*** Supplied data ***

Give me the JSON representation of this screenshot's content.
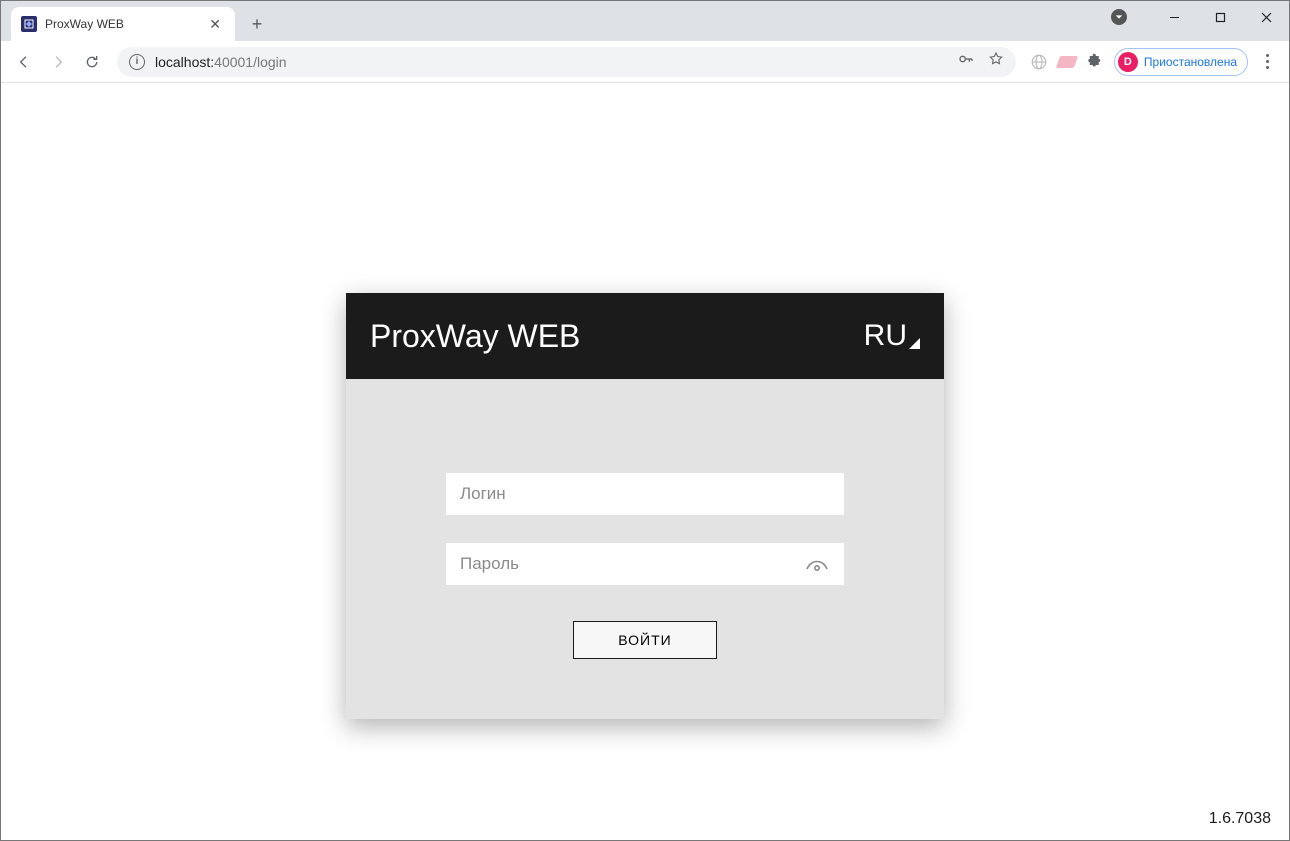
{
  "browser": {
    "tab_title": "ProxWay WEB",
    "url_host": "localhost:",
    "url_port_path": "40001/login",
    "profile_initial": "D",
    "profile_status": "Приостановлена"
  },
  "login": {
    "app_title": "ProxWay WEB",
    "language": "RU",
    "username_placeholder": "Логин",
    "password_placeholder": "Пароль",
    "submit_label": "ВОЙТИ"
  },
  "footer": {
    "version": "1.6.7038"
  }
}
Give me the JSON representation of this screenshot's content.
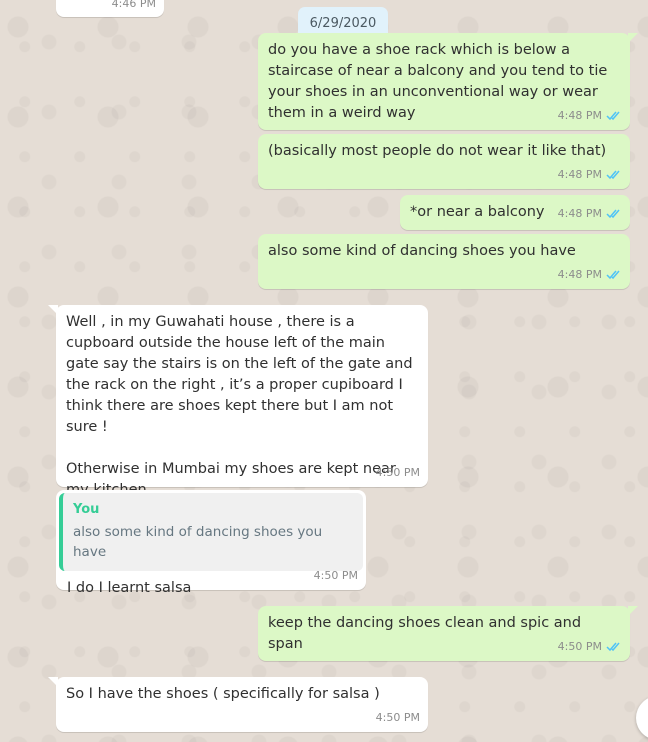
{
  "date_chip": "6/29/2020",
  "messages": [
    {
      "text": "",
      "time": "4:46 PM"
    },
    {
      "text": "do you have a shoe rack which is below a staircase of near a balcony and you tend to tie your shoes in an unconventional way or wear them in a weird way",
      "time": "4:48 PM"
    },
    {
      "text": "(basically most people do not wear it like that)",
      "time": "4:48 PM"
    },
    {
      "text": "*or near a balcony",
      "time": "4:48 PM"
    },
    {
      "text": "also some kind of dancing shoes you have",
      "time": "4:48 PM"
    },
    {
      "text": "Well , in my Guwahati house , there is a cupboard outside the house left of the main gate say the stairs is on the left of the gate and the rack on the right , it’s a proper cupiboard I think there are shoes kept there but I am not sure !\n\nOtherwise in Mumbai my shoes are kept near my kitchen",
      "time": "4:50 PM"
    },
    {
      "quote_author": "You",
      "quote_text": "also some kind of dancing shoes you have",
      "text": "I do I learnt salsa",
      "time": "4:50 PM"
    },
    {
      "text": "keep the dancing shoes clean and spic and span",
      "time": "4:50 PM"
    },
    {
      "text": "So I have the shoes ( specifically for salsa )",
      "time": "4:50 PM"
    }
  ],
  "colors": {
    "background": "#e5ddd5",
    "outgoing_bubble": "#dcf8c6",
    "incoming_bubble": "#ffffff",
    "read_ticks": "#4fc3f7",
    "quote_accent": "#35cd96",
    "date_chip": "#e1f2fb"
  },
  "icons": {
    "read_receipt": "double-check-icon"
  }
}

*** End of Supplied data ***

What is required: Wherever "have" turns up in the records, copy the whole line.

Written answer:
      "text": "do you have a shoe rack which is below a staircase of near a balcony and you tend to tie your shoes in an unconventional way or wear them in a weird way",
      "text": "also some kind of dancing shoes you have",
      "quote_text": "also some kind of dancing shoes you have",
      "text": "So I have the shoes ( specifically for salsa )",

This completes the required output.